[Element data from apps and pages]

++++++++++++++++++++

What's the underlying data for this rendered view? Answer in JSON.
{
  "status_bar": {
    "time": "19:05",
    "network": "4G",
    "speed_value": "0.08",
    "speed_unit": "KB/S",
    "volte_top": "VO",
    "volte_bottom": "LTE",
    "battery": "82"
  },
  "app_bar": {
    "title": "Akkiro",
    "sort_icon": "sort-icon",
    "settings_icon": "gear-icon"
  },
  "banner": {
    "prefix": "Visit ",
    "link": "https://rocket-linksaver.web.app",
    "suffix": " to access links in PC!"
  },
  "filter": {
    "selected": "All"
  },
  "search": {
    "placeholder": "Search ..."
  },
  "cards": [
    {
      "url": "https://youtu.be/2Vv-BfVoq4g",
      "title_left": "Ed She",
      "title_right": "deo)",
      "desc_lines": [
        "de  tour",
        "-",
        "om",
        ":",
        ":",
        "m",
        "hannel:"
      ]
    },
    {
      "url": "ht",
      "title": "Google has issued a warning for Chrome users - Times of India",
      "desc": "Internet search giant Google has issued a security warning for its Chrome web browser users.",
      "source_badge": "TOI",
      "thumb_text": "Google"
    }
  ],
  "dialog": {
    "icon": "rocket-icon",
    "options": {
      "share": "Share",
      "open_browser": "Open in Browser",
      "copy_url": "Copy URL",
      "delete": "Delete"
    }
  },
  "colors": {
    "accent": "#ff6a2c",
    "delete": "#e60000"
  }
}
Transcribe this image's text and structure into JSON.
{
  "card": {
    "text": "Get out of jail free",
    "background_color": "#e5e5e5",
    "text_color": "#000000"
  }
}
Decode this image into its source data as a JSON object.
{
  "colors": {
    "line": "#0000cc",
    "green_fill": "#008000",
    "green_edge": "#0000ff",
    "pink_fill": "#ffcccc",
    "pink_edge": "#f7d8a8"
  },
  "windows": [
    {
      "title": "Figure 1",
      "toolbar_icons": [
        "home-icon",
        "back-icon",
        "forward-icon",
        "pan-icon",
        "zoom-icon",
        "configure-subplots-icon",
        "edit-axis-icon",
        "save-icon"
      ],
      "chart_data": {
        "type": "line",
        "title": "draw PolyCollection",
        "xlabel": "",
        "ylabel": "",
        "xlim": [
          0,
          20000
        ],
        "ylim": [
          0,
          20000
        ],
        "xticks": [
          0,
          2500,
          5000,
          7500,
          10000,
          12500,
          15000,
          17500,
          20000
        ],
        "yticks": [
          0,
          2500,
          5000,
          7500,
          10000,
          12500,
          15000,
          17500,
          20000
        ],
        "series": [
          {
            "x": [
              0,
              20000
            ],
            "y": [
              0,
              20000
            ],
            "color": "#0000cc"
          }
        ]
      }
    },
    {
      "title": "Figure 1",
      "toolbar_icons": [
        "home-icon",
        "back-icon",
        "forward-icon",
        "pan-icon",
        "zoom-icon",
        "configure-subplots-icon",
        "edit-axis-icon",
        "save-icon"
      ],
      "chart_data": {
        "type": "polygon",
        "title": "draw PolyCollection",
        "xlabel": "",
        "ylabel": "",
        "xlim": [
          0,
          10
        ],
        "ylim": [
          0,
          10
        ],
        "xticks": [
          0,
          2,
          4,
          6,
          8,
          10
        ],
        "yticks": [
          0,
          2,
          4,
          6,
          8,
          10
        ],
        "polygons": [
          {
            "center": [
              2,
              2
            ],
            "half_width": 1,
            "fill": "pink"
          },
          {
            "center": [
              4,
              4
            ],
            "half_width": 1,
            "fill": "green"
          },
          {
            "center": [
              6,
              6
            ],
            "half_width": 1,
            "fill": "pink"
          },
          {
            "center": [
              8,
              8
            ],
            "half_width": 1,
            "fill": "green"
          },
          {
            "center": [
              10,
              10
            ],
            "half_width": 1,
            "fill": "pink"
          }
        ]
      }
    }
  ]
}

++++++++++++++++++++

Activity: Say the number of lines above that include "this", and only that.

Task result: 3